--- Instructions to follow ---
Keep only the lines that hold the string "Sales", filtering out the rest of the entries below.

Start of Data to process

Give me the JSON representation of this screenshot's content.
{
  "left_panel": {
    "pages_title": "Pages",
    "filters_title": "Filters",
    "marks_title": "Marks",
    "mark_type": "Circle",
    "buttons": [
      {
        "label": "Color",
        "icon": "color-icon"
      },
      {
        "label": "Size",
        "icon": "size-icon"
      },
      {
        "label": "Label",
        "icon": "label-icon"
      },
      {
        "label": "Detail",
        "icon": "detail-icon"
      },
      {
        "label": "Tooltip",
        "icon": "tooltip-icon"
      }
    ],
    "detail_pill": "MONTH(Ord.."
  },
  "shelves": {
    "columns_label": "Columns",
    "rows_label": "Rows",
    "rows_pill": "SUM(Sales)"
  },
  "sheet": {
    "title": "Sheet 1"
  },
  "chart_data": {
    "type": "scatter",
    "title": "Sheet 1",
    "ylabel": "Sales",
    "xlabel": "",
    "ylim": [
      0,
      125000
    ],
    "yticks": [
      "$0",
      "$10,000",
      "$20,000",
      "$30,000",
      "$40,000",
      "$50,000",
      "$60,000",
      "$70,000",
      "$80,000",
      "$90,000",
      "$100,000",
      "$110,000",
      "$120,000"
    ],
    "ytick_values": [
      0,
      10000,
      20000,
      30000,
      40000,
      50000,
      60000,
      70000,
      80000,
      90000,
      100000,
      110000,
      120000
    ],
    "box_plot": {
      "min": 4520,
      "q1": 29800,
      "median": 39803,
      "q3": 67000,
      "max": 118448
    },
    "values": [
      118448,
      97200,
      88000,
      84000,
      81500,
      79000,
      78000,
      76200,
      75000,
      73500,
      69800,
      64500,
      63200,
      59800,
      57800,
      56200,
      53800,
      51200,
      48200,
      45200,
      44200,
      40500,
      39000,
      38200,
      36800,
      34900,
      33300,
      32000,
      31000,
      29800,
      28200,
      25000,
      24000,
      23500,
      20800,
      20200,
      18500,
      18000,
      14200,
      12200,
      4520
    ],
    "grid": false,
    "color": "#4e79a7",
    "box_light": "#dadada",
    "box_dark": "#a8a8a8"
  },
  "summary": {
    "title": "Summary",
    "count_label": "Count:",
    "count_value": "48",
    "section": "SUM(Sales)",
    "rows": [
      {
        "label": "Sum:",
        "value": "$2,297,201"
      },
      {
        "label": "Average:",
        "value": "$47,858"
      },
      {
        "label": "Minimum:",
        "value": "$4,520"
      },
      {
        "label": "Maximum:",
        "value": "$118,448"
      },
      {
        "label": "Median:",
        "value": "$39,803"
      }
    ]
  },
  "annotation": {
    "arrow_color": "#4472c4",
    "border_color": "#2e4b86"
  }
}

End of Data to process

--- Answer section ---
    "rows_pill": "SUM(Sales)"
    "ylabel": "Sales",
    "section": "SUM(Sales)",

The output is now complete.